THE PROBLEM.
Scan the data below for the string "Nombre". Show every line where it turns up.

Start of Block

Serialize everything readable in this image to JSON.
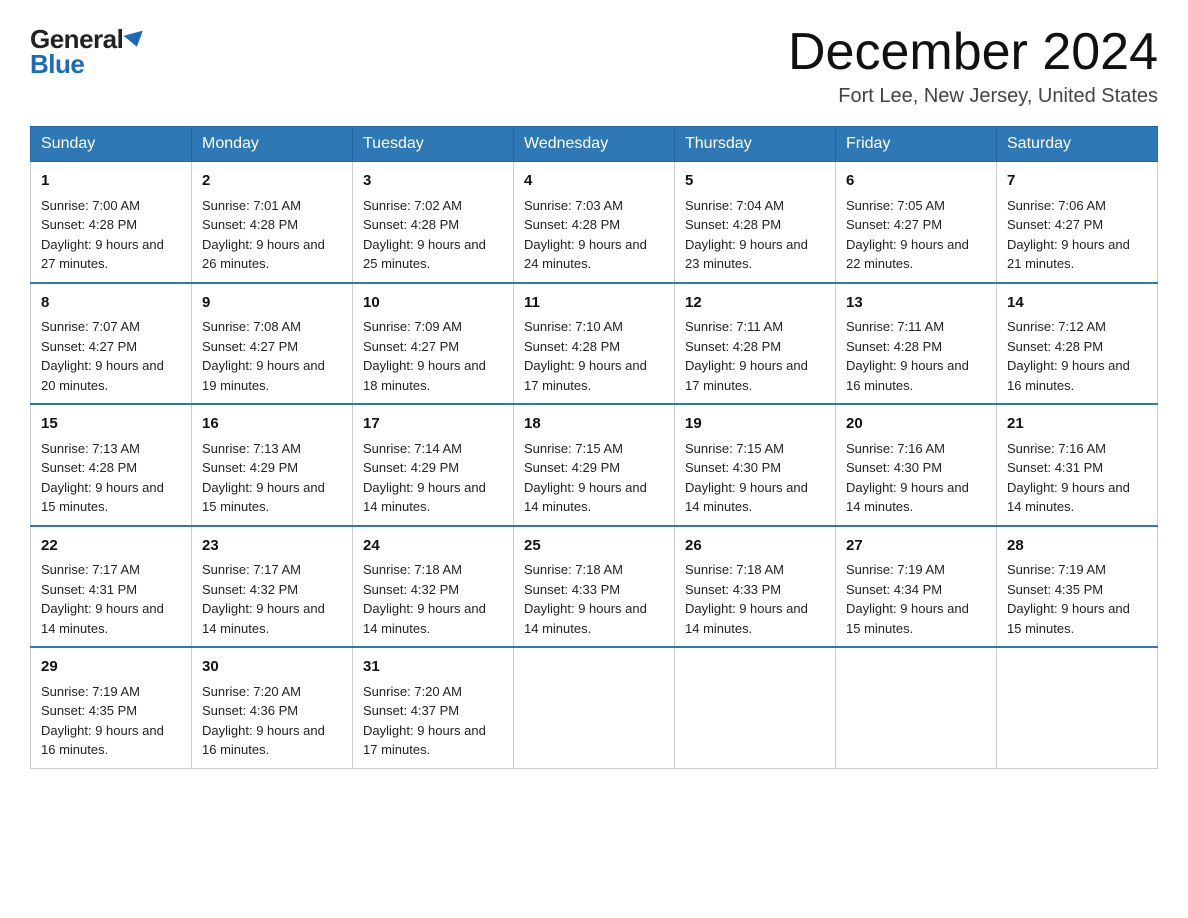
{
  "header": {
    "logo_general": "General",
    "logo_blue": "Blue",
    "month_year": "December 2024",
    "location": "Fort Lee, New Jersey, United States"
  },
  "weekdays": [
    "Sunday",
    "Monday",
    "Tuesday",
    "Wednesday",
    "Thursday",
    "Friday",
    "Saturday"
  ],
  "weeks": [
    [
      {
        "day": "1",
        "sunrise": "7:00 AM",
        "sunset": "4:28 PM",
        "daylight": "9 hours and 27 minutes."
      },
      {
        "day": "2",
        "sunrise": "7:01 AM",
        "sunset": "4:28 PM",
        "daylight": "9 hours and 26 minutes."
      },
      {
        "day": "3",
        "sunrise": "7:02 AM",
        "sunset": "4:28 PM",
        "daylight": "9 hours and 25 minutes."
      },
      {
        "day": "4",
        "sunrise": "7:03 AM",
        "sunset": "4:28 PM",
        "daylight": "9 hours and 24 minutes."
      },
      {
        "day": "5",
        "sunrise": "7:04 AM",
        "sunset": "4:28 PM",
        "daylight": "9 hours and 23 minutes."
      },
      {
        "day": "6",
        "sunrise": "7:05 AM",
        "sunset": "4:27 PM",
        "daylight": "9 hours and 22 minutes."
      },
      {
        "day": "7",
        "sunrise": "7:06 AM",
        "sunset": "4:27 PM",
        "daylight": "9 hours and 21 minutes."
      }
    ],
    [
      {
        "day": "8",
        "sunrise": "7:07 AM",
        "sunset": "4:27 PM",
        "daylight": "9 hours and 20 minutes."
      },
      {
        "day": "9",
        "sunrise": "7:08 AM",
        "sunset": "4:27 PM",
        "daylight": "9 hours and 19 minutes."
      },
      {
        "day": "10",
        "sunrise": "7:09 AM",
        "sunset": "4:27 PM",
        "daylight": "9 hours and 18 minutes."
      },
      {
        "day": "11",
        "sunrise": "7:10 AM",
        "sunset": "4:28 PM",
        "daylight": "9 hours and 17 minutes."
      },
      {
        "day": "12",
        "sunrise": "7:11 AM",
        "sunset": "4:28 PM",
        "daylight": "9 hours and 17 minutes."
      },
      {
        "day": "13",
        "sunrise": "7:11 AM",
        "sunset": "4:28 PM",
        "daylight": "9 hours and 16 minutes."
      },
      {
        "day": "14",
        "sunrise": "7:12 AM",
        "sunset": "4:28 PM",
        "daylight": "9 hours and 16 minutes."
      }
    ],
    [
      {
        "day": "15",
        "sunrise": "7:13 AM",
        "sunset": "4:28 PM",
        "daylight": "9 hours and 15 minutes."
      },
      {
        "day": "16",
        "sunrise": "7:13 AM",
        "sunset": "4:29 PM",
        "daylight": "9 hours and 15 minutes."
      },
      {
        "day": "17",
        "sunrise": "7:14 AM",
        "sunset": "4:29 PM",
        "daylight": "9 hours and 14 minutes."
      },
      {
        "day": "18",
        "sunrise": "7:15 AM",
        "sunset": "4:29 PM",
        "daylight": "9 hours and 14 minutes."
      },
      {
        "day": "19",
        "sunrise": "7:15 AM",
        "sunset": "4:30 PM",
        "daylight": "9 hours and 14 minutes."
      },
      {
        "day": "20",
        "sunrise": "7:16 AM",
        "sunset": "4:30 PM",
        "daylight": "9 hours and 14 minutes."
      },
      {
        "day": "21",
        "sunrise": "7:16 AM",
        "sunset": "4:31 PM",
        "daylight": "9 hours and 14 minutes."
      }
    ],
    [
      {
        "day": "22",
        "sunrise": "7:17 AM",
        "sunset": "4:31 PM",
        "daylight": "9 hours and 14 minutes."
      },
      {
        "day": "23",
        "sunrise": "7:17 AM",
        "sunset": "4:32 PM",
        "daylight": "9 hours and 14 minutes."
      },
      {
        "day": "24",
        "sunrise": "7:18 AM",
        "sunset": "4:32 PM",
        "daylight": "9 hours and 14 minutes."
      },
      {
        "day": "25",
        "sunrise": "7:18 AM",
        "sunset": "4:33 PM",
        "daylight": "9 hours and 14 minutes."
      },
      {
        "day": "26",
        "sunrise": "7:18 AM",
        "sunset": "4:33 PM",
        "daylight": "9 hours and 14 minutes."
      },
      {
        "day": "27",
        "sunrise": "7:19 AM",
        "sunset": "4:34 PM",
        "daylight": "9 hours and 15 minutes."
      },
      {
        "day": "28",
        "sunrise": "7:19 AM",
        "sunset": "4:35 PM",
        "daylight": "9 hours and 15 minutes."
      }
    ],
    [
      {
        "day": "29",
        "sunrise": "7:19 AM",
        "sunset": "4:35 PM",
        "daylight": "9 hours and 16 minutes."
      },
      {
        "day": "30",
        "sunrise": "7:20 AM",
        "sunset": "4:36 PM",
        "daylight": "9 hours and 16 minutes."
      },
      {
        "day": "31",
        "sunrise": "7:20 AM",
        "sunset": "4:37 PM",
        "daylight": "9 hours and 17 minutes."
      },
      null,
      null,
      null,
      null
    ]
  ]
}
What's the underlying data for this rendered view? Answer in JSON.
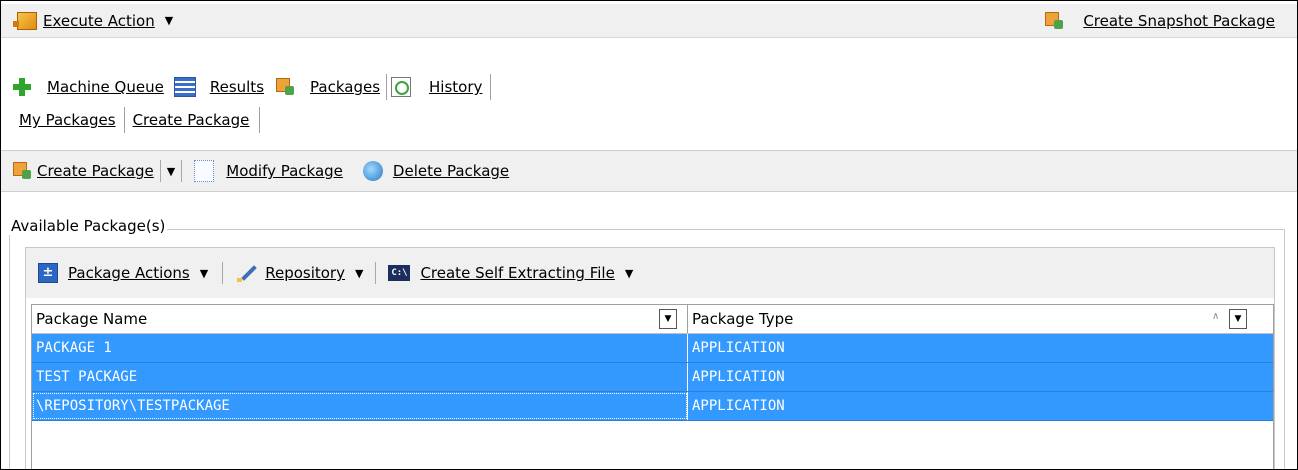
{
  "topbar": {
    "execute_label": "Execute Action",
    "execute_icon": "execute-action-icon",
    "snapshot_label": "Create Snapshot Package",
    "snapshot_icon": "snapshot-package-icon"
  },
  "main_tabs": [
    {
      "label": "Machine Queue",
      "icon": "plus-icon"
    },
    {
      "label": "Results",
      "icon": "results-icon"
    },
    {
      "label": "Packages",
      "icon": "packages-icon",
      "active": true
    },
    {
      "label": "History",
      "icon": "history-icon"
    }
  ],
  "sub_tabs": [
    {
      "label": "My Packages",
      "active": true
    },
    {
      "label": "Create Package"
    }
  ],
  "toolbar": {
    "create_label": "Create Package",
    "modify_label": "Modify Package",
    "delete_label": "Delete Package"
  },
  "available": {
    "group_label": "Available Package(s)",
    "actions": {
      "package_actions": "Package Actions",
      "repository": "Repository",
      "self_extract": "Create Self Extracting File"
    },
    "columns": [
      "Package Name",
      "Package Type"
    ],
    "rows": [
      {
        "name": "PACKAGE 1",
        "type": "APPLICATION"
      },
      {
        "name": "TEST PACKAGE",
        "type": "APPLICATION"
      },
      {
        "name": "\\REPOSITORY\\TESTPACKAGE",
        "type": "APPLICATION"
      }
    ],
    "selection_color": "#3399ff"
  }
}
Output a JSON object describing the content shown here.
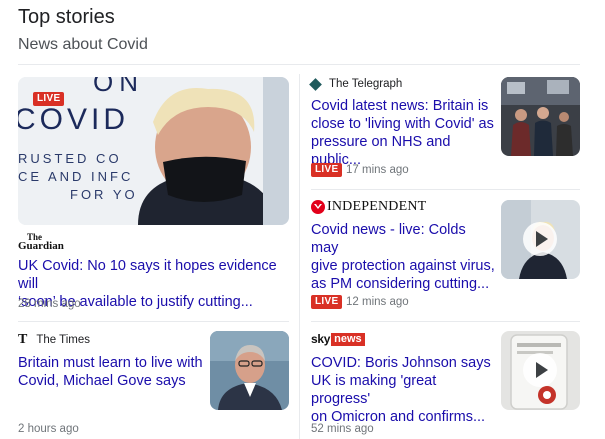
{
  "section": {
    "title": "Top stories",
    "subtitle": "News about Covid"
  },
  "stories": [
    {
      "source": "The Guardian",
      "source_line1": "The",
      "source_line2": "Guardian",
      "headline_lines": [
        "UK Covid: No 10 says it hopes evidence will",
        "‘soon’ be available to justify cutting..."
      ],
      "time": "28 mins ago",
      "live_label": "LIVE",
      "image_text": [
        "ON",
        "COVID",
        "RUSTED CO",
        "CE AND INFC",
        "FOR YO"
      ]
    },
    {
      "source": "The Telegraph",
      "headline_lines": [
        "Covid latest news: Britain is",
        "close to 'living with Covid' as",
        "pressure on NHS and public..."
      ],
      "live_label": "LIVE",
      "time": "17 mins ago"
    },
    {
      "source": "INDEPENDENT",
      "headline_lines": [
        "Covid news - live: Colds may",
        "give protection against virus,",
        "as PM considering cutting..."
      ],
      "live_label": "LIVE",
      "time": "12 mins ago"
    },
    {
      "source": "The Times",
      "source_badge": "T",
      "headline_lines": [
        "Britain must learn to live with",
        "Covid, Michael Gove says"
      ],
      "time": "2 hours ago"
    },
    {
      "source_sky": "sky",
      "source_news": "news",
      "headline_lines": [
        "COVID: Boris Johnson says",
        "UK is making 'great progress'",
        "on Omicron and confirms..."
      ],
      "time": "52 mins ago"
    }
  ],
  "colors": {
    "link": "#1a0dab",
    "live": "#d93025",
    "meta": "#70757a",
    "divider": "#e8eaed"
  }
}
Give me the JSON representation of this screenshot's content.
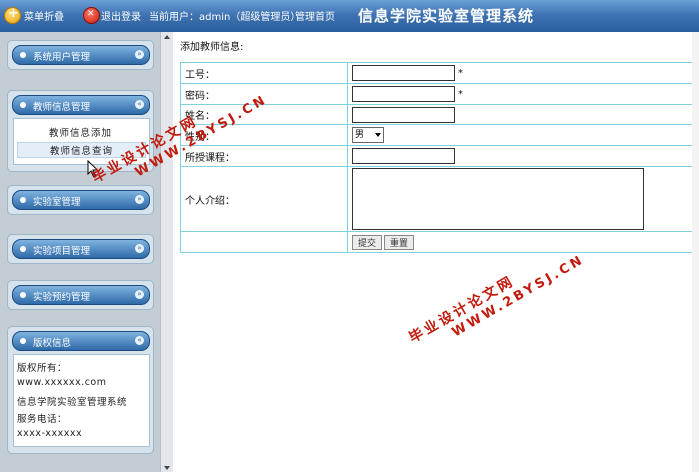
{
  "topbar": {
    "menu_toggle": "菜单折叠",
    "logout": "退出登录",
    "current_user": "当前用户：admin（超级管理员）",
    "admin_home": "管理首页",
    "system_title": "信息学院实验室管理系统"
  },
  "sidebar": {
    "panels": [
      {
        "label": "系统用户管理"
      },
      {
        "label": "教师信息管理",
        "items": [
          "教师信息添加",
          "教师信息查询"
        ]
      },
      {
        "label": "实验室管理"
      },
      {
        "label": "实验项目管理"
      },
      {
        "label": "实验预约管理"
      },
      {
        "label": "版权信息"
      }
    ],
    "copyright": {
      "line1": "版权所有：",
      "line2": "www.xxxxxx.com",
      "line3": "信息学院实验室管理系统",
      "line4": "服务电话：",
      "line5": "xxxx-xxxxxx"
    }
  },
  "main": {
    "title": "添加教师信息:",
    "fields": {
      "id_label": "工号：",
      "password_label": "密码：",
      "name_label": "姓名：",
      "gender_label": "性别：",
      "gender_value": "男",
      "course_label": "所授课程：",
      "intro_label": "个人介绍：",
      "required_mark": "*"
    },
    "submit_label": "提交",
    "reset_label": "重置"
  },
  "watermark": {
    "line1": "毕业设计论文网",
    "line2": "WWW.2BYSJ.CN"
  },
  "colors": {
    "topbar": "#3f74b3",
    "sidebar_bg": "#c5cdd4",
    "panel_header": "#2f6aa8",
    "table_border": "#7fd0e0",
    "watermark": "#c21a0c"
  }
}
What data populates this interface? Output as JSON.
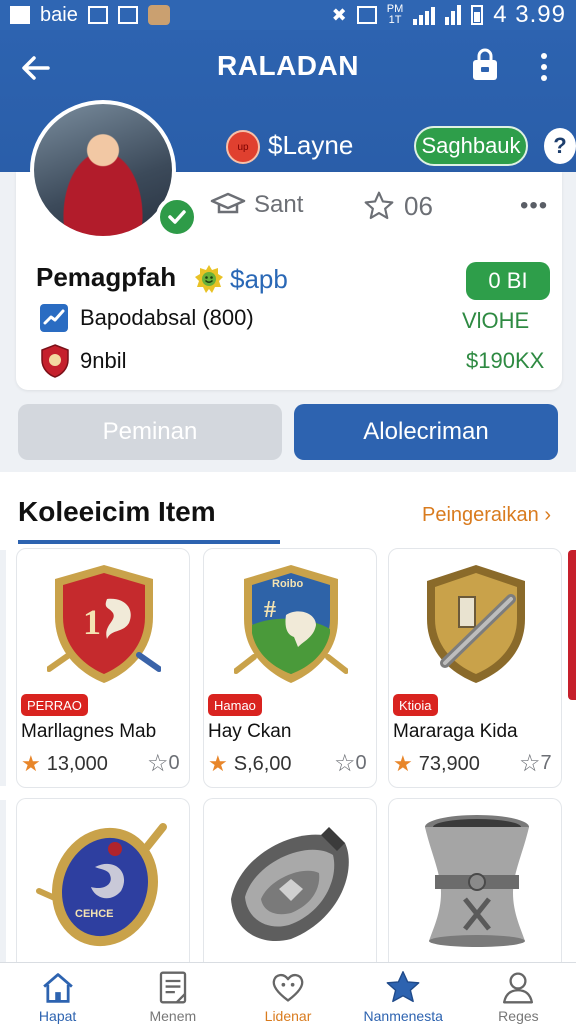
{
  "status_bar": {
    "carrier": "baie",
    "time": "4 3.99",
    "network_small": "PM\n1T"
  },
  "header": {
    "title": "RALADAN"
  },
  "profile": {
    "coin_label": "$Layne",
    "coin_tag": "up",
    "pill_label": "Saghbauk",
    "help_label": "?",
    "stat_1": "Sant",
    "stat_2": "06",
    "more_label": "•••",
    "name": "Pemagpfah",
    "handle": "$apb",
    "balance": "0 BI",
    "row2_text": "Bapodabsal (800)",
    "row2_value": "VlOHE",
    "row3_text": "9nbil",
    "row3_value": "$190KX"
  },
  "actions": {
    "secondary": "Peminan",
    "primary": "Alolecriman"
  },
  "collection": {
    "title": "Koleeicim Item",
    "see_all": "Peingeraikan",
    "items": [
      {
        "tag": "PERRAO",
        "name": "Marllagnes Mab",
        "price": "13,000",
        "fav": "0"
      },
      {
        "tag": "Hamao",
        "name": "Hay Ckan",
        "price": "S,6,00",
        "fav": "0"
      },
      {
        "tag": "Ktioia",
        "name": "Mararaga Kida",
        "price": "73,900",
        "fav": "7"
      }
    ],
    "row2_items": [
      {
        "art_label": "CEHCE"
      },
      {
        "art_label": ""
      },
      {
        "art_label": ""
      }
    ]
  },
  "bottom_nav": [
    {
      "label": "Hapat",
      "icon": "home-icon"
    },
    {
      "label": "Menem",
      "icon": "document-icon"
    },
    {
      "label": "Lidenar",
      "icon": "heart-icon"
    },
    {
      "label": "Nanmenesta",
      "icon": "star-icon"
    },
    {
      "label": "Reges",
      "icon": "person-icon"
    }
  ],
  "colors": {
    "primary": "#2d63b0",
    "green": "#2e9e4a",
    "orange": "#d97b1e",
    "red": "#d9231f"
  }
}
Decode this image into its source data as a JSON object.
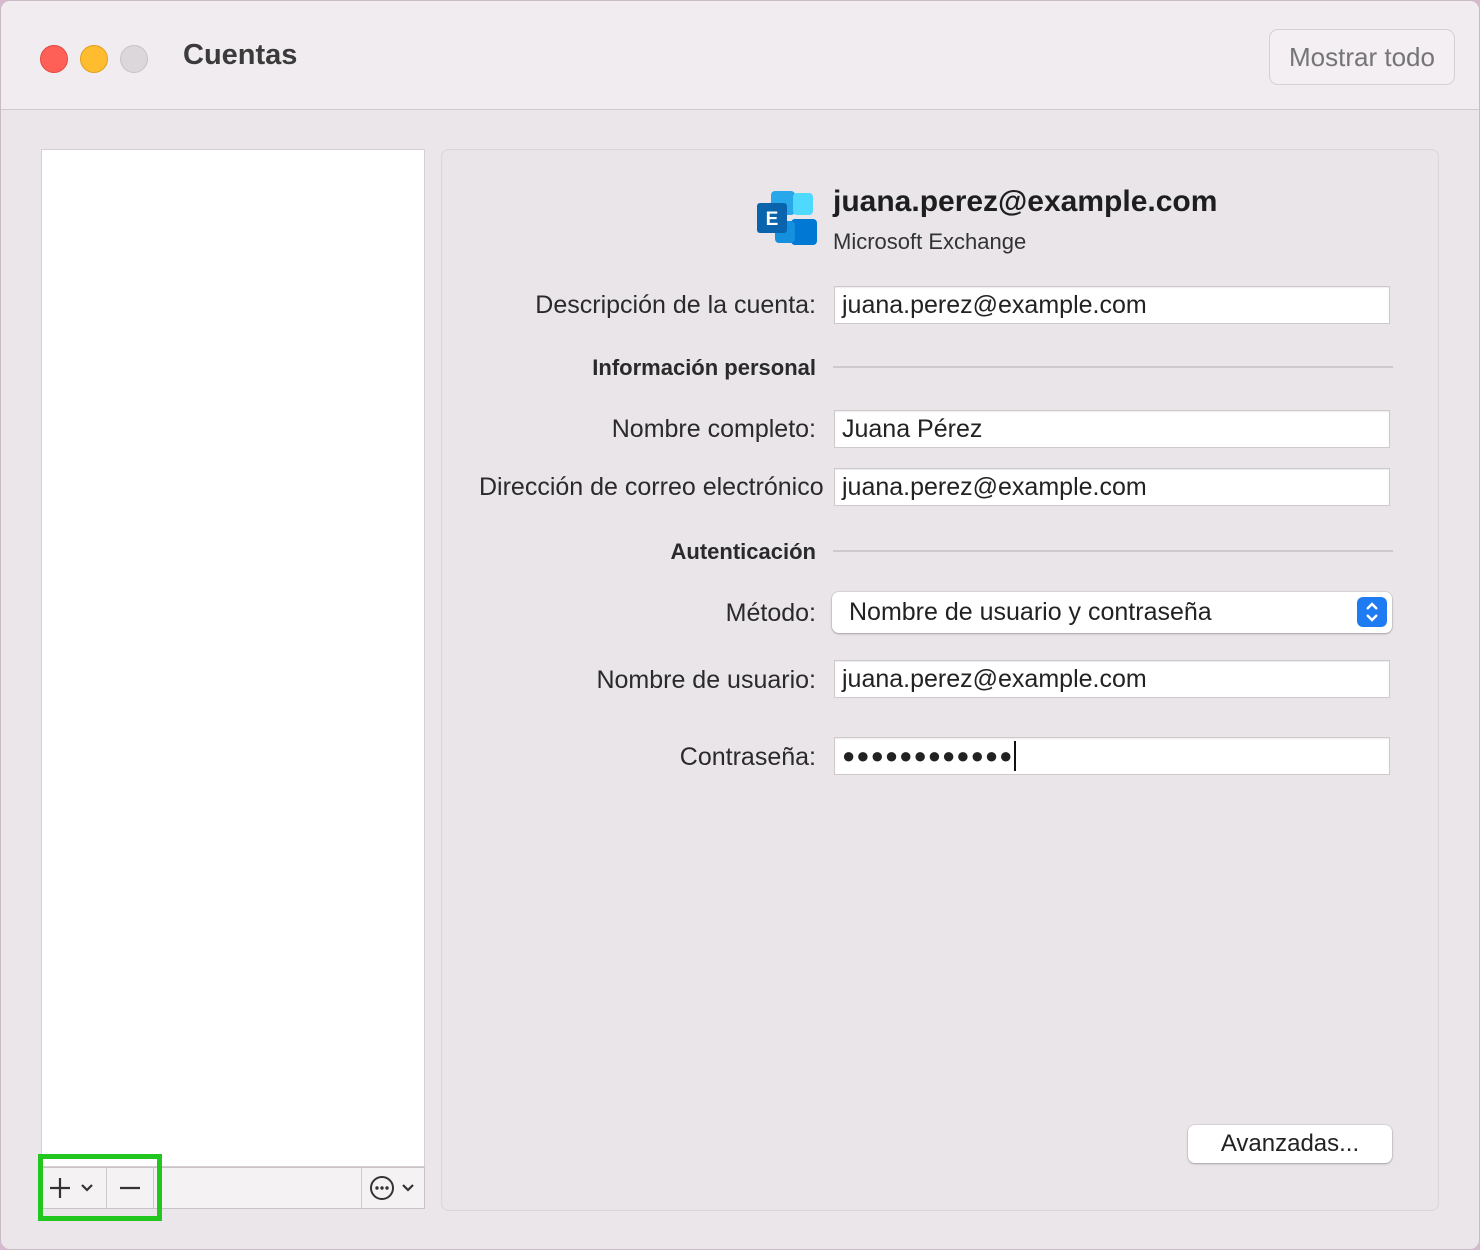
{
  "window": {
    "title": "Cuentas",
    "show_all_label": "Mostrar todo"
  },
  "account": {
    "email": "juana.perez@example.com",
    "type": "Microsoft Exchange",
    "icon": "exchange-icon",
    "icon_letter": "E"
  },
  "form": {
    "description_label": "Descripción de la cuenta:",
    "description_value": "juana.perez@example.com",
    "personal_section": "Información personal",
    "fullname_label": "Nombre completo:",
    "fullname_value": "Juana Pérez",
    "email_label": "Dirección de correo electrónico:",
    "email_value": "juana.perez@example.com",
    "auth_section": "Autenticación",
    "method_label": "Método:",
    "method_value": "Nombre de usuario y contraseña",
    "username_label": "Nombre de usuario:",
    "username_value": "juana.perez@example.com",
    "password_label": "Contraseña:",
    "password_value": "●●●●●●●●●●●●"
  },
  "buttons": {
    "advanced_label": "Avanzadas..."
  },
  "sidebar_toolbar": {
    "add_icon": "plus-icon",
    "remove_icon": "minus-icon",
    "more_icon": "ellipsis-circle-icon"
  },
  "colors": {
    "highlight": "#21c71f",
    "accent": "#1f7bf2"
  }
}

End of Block

SOLVED EXERCISE.
    "fullname_label": "Nombre completo:",
    "method_value": "Nombre de usuario y contraseña",
    "username_label": "Nombre de usuario:",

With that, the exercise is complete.